Ending Foreground Processes The “stty –a” command can be used to display the settings for a system. The “echo $?” and the “echo $status” commands can be used to ask for the exit status sent by the process running sleep to the shell. The “echo $?” command is used by the sh and the recent csh family shells.
Ending Foreground Processes The “echo $status” command is used by the older csh family of shells. The CTRL-D key is used to mark the end-of-file character, while the CTRL-C key is used to interrupt a process. The CTRL-D key displays an output, but the CTRL-C does not generate any output.
Ending Foreground Processes The keyboard signal “quit” can be used to stop a foreground process. The “CTRL-\” keys can also be used to quit a process. The quit signal destroys the process and sometimes makes a copy of the CPU memory associated with the process at the time of exit. The copy is called a core file.
Ending Background Processes The “kill” command can be used to terminate a process running in the background. The command requires the PID of the process as the second argument. The “kill –l” command can be used to list all the kill signals available for the current system.
Ending Background Processes Listing of All Signals

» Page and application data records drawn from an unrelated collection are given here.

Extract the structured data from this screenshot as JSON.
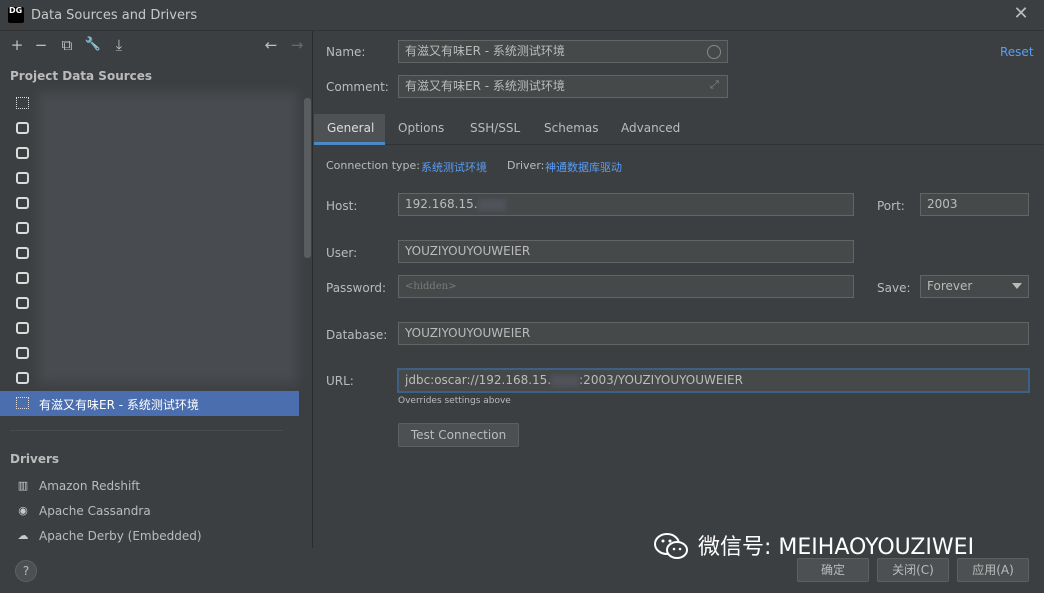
{
  "window": {
    "title": "Data Sources and Drivers",
    "logo_top": "DG",
    "logo_bottom": "",
    "close_glyph": "✕"
  },
  "toolbar": {
    "add_icon": "+",
    "remove_icon": "−",
    "copy_icon": "⧉",
    "properties_icon": "🔧",
    "import_icon": "⤓",
    "back_icon": "←",
    "forward_icon": "→"
  },
  "sidebar": {
    "project_header": "Project Data Sources",
    "selected_item": "有滋又有味ER - 系统测试环境",
    "drivers_header": "Drivers",
    "drivers": [
      {
        "label": "Amazon Redshift",
        "icon": "redshift-icon"
      },
      {
        "label": "Apache Cassandra",
        "icon": "cassandra-icon"
      },
      {
        "label": "Apache Derby (Embedded)",
        "icon": "derby-icon"
      }
    ]
  },
  "form": {
    "name_label": "Name:",
    "name_value": "有滋又有味ER - 系统测试环境",
    "comment_label": "Comment:",
    "comment_value": "有滋又有味ER - 系统测试环境",
    "reset_label": "Reset",
    "tabs": [
      "General",
      "Options",
      "SSH/SSL",
      "Schemas",
      "Advanced"
    ],
    "active_tab": "General",
    "connection_type_label": "Connection type:",
    "connection_type_value": "系统测试环境",
    "driver_label": "Driver:",
    "driver_value": "神通数据库驱动",
    "host_label": "Host:",
    "host_value": "192.168.15.",
    "port_label": "Port:",
    "port_value": "2003",
    "user_label": "User:",
    "user_value": "YOUZIYOUYOUWEIER",
    "password_label": "Password:",
    "password_placeholder": "<hidden>",
    "save_label": "Save:",
    "save_value": "Forever",
    "database_label": "Database:",
    "database_value": "YOUZIYOUYOUWEIER",
    "url_label": "URL:",
    "url_prefix": "jdbc:oscar://192.168.15.",
    "url_suffix": ":2003/YOUZIYOUYOUWEIER",
    "overrides_note": "Overrides settings above",
    "test_connection_label": "Test Connection"
  },
  "footer": {
    "help_label": "?",
    "ok_label": "确定",
    "close_label": "关闭(C)",
    "apply_label": "应用(A)"
  },
  "watermark": {
    "text": "微信号: MEIHAOYOUZIWEI"
  },
  "colors": {
    "background": "#3c3f41",
    "selection": "#4b6eaf",
    "link": "#589df6",
    "focus_border": "#3d6185"
  }
}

Terminating a Process that is not Responding The following tasks should be carried out to terminate a process: A new terminal should be started. The current terminal port should be identified at the new login or terminal. All the processes should be listed. The PID of the particular process should be identified and the ‘kill’ command should be used to terminate it.

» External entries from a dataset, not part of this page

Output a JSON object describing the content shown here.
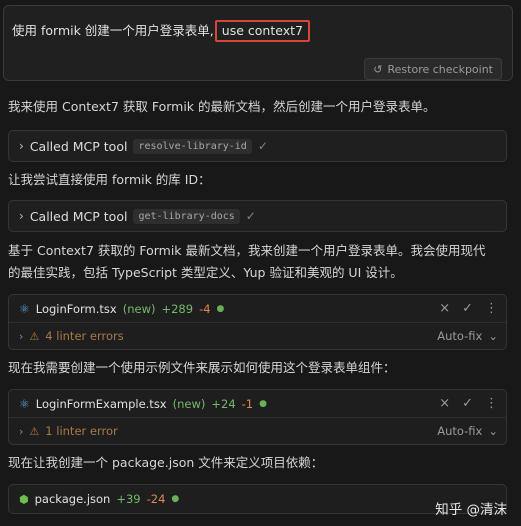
{
  "prompt": {
    "text": "使用 formik 创建一个用户登录表单,",
    "highlight": "use context7",
    "restore_label": "Restore checkpoint"
  },
  "para1": "我来使用 Context7 获取 Formik 的最新文档，然后创建一个用户登录表单。",
  "tool1": {
    "label": "Called MCP tool",
    "tag": "resolve-library-id"
  },
  "para2": "让我尝试直接使用 formik 的库 ID：",
  "tool2": {
    "label": "Called MCP tool",
    "tag": "get-library-docs"
  },
  "para3_line1": "基于 Context7 获取的 Formik 最新文档，我来创建一个用户登录表单。我会使用现代",
  "para3_line2": "的最佳实践，包括 TypeScript 类型定义、Yup 验证和美观的 UI 设计。",
  "file1": {
    "name": "LoginForm.tsx",
    "status": "(new)",
    "added": "+289",
    "removed": "-4",
    "lint": "4 linter errors",
    "autofix": "Auto-fix"
  },
  "para4": "现在我需要创建一个使用示例文件来展示如何使用这个登录表单组件：",
  "file2": {
    "name": "LoginFormExample.tsx",
    "status": "(new)",
    "added": "+24",
    "removed": "-1",
    "lint": "1 linter error",
    "autofix": "Auto-fix"
  },
  "para5": "现在让我创建一个 package.json 文件来定义项目依赖：",
  "file3": {
    "name": "package.json",
    "added": "+39",
    "removed": "-24"
  },
  "watermark": "知乎 @清沫",
  "icons": {
    "restore": "restore-icon",
    "chevron": "chevron-right-icon",
    "check": "check-icon",
    "react": "react-icon",
    "node": "node-icon",
    "warning": "warning-icon",
    "close": "close-icon",
    "more": "more-icon"
  },
  "colors": {
    "highlight_border": "#d8453a",
    "added": "#74b96a",
    "removed": "#e0884e"
  }
}
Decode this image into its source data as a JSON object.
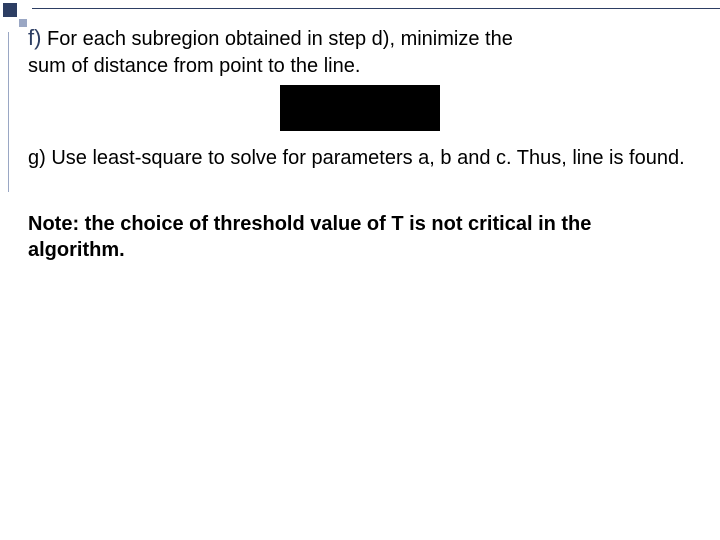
{
  "item_f": {
    "label": "f)",
    "text_part1": "For each subregion obtained in step d),   minimize the",
    "text_part2": "sum of distance from point to the line."
  },
  "item_g": {
    "text": "g)  Use least-square to solve for parameters a, b and c. Thus, line is found."
  },
  "note": {
    "text": "Note: the choice of threshold value of T is not critical in the algorithm."
  }
}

Managing Jobs A command-line that instructs the shell to start several processes with the output from the first connecting to the second and so on, is called a job. All modern shells allow users to start, suspend, make active, and kill the processes associated with a job.
Managing Jobs Suspending a job. Identifying the most recent job. Killing a particular job.

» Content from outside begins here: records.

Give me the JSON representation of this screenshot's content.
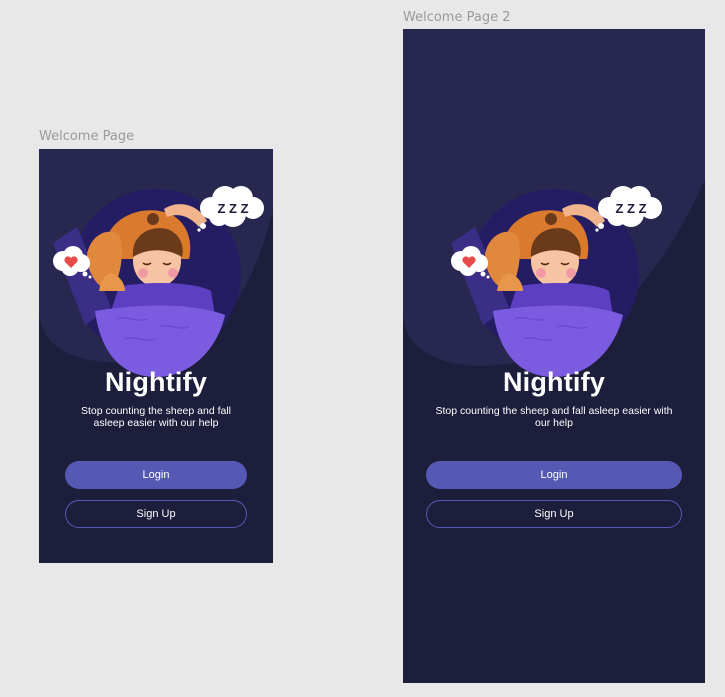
{
  "canvas": {
    "background": "#e8e8e8"
  },
  "frames": [
    {
      "label": "Welcome Page",
      "app_title": "Nightify",
      "tagline": "Stop counting the sheep and fall asleep easier with our help",
      "login_label": "Login",
      "signup_label": "Sign Up"
    },
    {
      "label": "Welcome Page 2",
      "app_title": "Nightify",
      "tagline": "Stop counting the sheep and fall asleep easier with our help",
      "login_label": "Login",
      "signup_label": "Sign Up"
    }
  ],
  "illustration": {
    "dream_text": "Z Z Z",
    "heart_icon": "heart-icon",
    "subject": "sleeping girl with cat"
  },
  "colors": {
    "frame_bg": "#1d1d3c",
    "blob": "#2a2a55",
    "accent": "#5659b3",
    "blanket": "#7b5ce0",
    "text": "#ffffff",
    "label": "#9a9a9a"
  }
}
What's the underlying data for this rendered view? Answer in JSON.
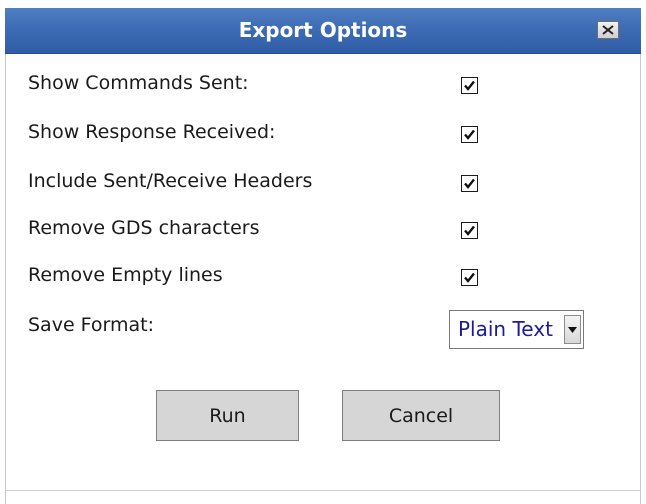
{
  "dialog": {
    "title": "Export Options",
    "close_icon": "close-icon"
  },
  "options": [
    {
      "label": "Show Commands Sent:",
      "checked": true
    },
    {
      "label": "Show Response Received:",
      "checked": true
    },
    {
      "label": "Include Sent/Receive Headers",
      "checked": true
    },
    {
      "label": "Remove GDS characters",
      "checked": true
    },
    {
      "label": "Remove Empty lines",
      "checked": true
    }
  ],
  "save_format": {
    "label": "Save Format:",
    "selected": "Plain Text"
  },
  "buttons": {
    "run": "Run",
    "cancel": "Cancel"
  },
  "colors": {
    "titlebar": "#3c6ab3",
    "title_text": "#ffffff",
    "select_text": "#1a1aa0",
    "button_bg": "#d6d6d6"
  }
}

Suspending a Job The “stty –a” command is used to describe a list of CTRL key settings used by the terminal and the shell for communication. The CTRL-Z key is used to suspend a job. The suspended job does not use the system memory. The “fg” command is used to bring the last suspended job into the foreground.
Suspending a Job The “jobs” program lists all background and suspended jobs and their status. The “jobs” command is a shell built-in command. A job’s output is divided into four columns – the job number, the order, the status, and the command being executed.
Identifying the Most Recent Job The “fg %+” is used to bring the most recently suspended job to the foreground. The “fg %-” is used to bring the second most recently suspended job to the foreground.
Identifying the Most Recent Job The job number can also be used to get a job to the foreground. For example, “fg %2”, where %2 specifies the job with the job number 2. The job name can also be used to get a job to the foreground.
Killing a Job The “kill %+” command is used to kill the most recent job in the job list. The job number can also be passed as an argument to kill that particular job. The job name can also be passed as an argument to kill a job. Care should be taken while killing a job. We must not kill wrong jobs.
Exiting/Quitting When Jobs Have Been Stopped Job control is a very useful method of managing processes. UNIX job control provides a method of warning the users of stopped or running background jobs when an attempt is made to log out or exit a process. It logs out without warning when we issue the same command again, resulting in loss of unsaved data.
Summary Programs running in a system are executed by a process that reads the appropriate code and accomplishes the tasks. All the processes have their own unique PID, the PID of their parent, an owner, group, memory, code, input, output, error, and their tty port.
A command-line that consists of one process or a series of processes connected by pipes is called a job. The kill command terminates processes identified by either their process ID or job number/job name. Summary